The final episode of Spotify: A Product Story, the podcast miniseries hosted by Spotify’s Chief R&D Officer, dropped last week.
I really enjoyed this series because it goes into more technical depth than I expected. R&D leader Gustav Söderström does a great job of pinpointing and explaining the lessons learned from each of Spotify’s monuments product challenges. There should be something useful in there for every engineering leader.
Amongst the interesting technical stories covered are:
- How Spotify gradually worked machine learning into more and more of their stack, ensured they were solving real business problems with it, and what their plans are for the future.
- How they switched from on-prem to the cloud over a number of years, how they chose their cloud vendor, and the hard choices they had to make along the way.
- Why Spotify chose to build Backstage, and how to think about build vs. buy decisions more generally.
I tackled two misconceptions about Backstage on the Roadie blog this week.
The main points are:
- Backstage is a reusable tool that can empower your engineers, rather than locking them in to a bespoke solution.
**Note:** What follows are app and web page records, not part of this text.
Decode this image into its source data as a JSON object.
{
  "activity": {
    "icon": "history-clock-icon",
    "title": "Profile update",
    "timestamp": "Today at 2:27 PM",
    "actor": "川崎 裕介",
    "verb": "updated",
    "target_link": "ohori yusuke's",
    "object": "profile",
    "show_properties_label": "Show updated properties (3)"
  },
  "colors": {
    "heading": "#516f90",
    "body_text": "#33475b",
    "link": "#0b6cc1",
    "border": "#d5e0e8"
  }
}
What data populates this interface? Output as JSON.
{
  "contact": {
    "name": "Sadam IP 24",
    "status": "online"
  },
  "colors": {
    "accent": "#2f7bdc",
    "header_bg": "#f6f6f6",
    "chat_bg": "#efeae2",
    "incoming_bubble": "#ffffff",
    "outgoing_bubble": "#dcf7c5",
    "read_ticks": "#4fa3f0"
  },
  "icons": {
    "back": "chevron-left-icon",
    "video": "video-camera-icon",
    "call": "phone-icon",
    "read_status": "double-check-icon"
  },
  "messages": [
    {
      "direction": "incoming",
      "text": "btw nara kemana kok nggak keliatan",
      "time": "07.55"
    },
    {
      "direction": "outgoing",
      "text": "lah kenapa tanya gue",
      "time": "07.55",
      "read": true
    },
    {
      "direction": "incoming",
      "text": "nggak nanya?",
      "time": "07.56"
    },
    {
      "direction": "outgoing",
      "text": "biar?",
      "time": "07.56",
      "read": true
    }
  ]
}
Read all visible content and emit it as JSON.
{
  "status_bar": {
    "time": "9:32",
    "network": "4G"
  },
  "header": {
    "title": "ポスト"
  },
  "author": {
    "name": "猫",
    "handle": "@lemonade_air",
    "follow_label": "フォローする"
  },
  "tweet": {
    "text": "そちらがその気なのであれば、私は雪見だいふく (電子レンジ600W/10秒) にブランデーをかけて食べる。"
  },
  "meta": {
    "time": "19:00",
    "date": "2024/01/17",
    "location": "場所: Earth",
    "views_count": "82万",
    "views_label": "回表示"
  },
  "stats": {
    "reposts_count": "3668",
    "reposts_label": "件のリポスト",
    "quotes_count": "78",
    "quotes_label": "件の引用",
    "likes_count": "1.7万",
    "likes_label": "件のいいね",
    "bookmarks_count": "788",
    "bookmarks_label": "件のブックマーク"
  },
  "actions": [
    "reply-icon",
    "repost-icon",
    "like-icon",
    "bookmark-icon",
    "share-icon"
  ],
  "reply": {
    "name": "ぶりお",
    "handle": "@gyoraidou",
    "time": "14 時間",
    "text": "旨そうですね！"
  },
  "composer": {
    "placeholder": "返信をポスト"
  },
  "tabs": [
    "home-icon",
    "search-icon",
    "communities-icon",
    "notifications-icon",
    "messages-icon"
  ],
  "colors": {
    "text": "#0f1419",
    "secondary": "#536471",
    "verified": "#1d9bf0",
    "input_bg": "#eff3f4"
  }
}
- Backstage doesn’t naturally block your engineers from reaching for direct API or UI access when required.
Will Larson, ex-Stripe and currently CTO at Calm, explains that engineering teams typically exist on a continuum of 4 states. For each state, Will then describes the solution required to move the team up the value chain to the next state.
There’s also a section which explains how to think about doing this across multiple teams in an organization at the same time.
The Cloud Foundry R&D team at Pivotal paired on code, all day every day, for years at a time.
Nat Bennett shares their opinion on the burnout and organisational failure this experiment caused.
It was a 3 day week in Sweden so only 32 pull requests were merged. We still got some goodies though.
Spotify engineer Marcus Eide dropped this neat little shortcuts plugin in #5392. It lets you quickly add a shortcut to the Backstage sidebar.
The shortcuts are stored in your browser localstorage and are personal to you.
This new plugin can help take some of the tedium out of publishing releases on GitHub by automatically cutting branches, tagging and releasing and promoting code, with help from the user.
There are screenshots in the pull request #5299 and the credit belongs to Spotify engineer Erik Engervall.